Filmmaker Alan Brown brings The Bard into the 21st century with ‘Private Romeo.
by Donalevan Maines
Private Romeo, is that you? Out writer/director Alan Brown’s handsome film, new on DVD, sets William Shakespeare’s romance Romeo and Juliet in a military school with gay male cadets as the star-crossed lovers.
Out actor Matt Doyle, 25, stars as Glenn, the “Juliet” character, and Seth Numrich, who played Albert in War Horse on Broadway, as Sam, or “Private Romeo.” Doyle appeared as Billy Narracott in War Horse and understudied the role of Albert.
“I’ve been out since anybody asked me,” Doyle tells OutSmart. “To be blunt, I just don’t care,” he laughs.
“I got into acting after I was very, very badly bullied and I was in a really, really horrible place. I was the awkward kid. My only sport was skateboarding. I was artistic, chubby, braces—a very, very easy target. I was spat on in P.E. class and so defeated that the teacher would allow that. I definitely made a cry for help to my mother.”
When Doyle was 12, he says, “I ended up going to an audition for Oklahoma! and I made some friends there. I was a farmer in the ensemble, but I was so happy to be there, and I realized without a doubt I wanted to go to Broadway.
“My first professional role on Broadway was as a swing in Spring Awakening,” the rock musical that won eight 2007 Tony Awards, including best musical.
War Horse won the 2011 Tony Award for best play.
“Never in my career did I think I would get to play Juliet,” says Doyle, who studied classical theater for a year at the London Academy of Music and Dramatic Art. “Romeo and Juliet is absolutely without a doubt the most classic love story ever told,” he says. “It’s the most famous romance for a reason. Honestly, I think the main point in using the text is that it’s a universal subject.”
In the movie, the cadets read the play aloud in class, but the story seeps out of the classroom and into their personal lives. “If you’re along for the ride, I think you’ll be blown away with how moving it is. I hope it captures more than just a gay audience.”
The writer/director, Alan Brown, tells OutSmart that he cast the film with both gay and non-gay actors, all of whom were theater-trained. “Everyone was in agreement that we didn’t want to make a film about homophobia, or gays being bullied or gays being murdered,” explains Brown. “We’ve already had too much of that on screen.

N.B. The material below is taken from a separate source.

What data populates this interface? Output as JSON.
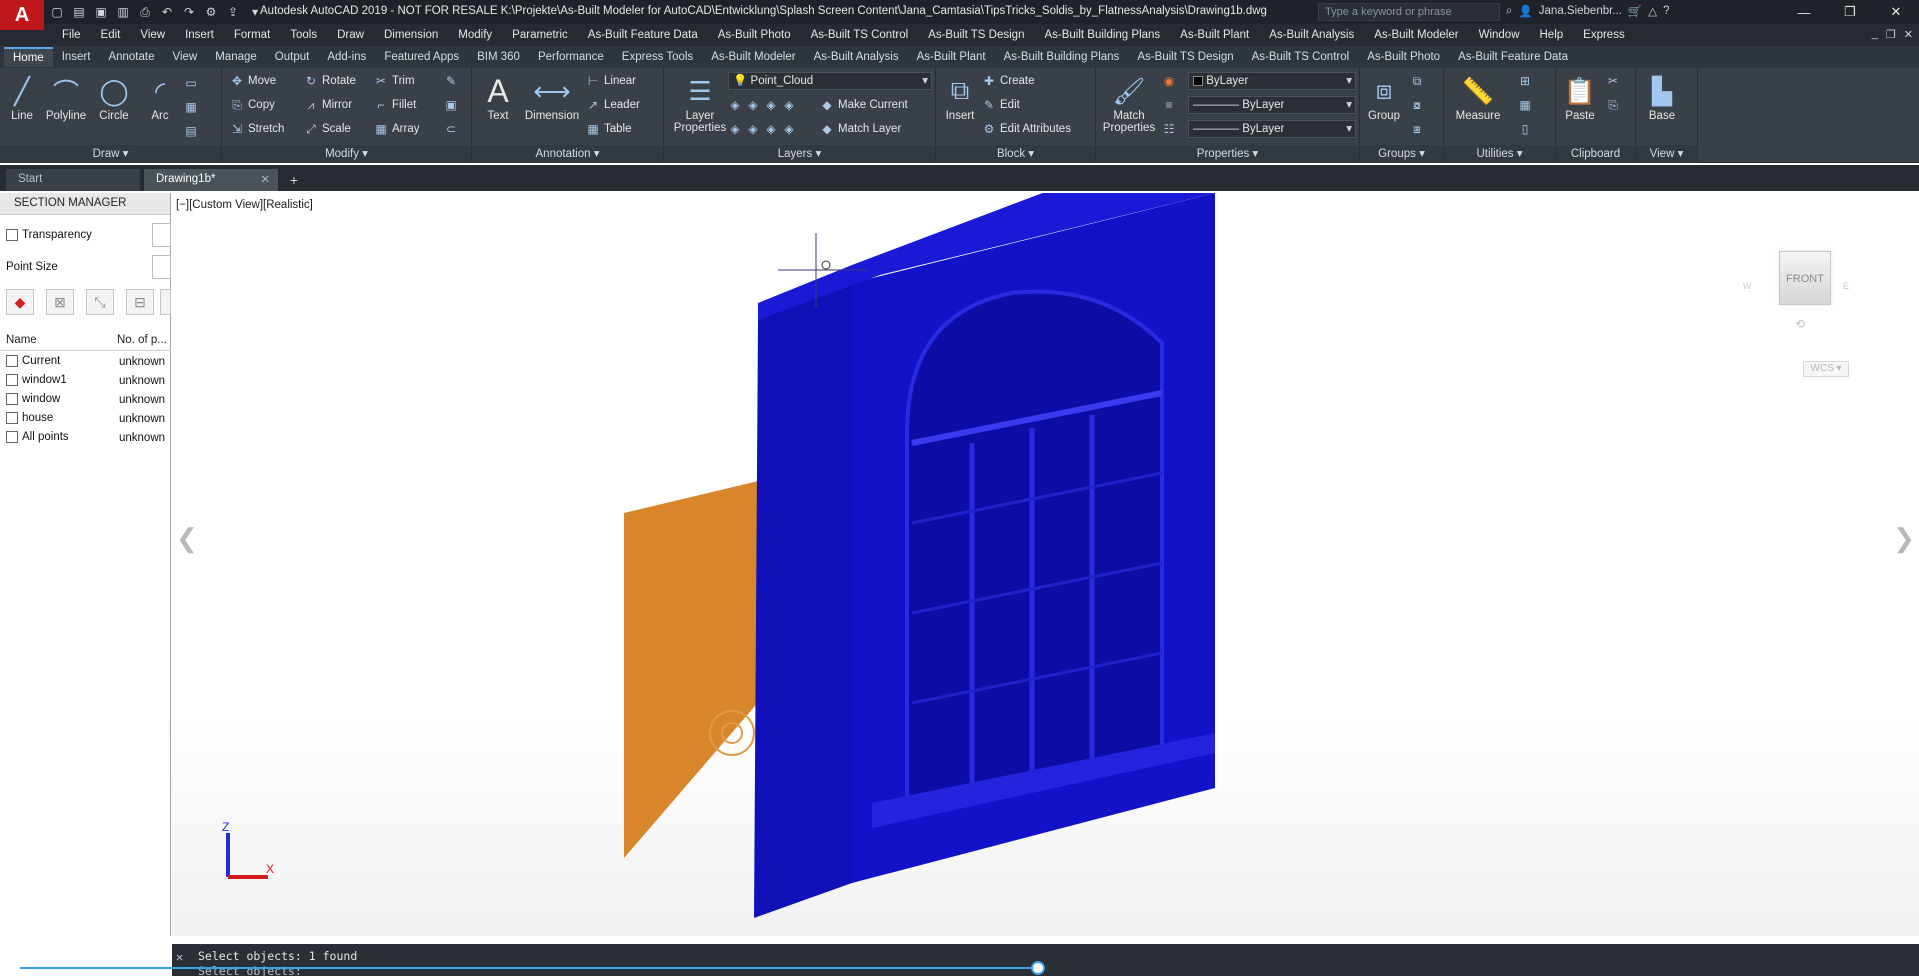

Everybody was gung-ho and committed to making a film about falling in love.”
Brown also decided not to divide the characters by barracks, making one group the Montagues and another the Capulets. “Instead, different people objected [to the coupling of Glenn and Sam] for different reasons.”
For example, Chris Bresky, who plays Omar, the “Nurse” character, “created an elaborate backstory of how he and Glenn grew up together,” explains Brown. “His objection was much more complicated, the horrible thing that happens when your best friend falls in love and doesn’t have time for you anymore.”
The 13½-day shoot coincided with the repeal of “Don’t Ask, Don’t Tell,” says Brown. “I was thrilled, but I had to ask, ‘Why did it take 50 years?’”
Brown adds that President Obama’s announcement that he doesn’t oppose gay marriage was a good thing, but it fell far short of what he should have done. “I don’t want to sound ungrateful, but what took him so long?” he says. “He won’t give an executive order to stop discrimination? I have no patience anymore.”
However, Brown is flush with praise for his young cast. “Their sense of political awareness,” he says, “moves me to tears.”
Meanwhile, Brown fights for equality on the artistic front by focusing his talents on films with gay themes. On June 8, he completed four months of editing on his latest, Five Dances, which is set in New York’s “downtown” modern dance world.
“I’m hopeful that we will be premiering it this winter,” he says.
Private Romeo is available from Wolfe Video (wolfevideo.com).
Donalevan Maines is a regular contributor to OutSmart magazine.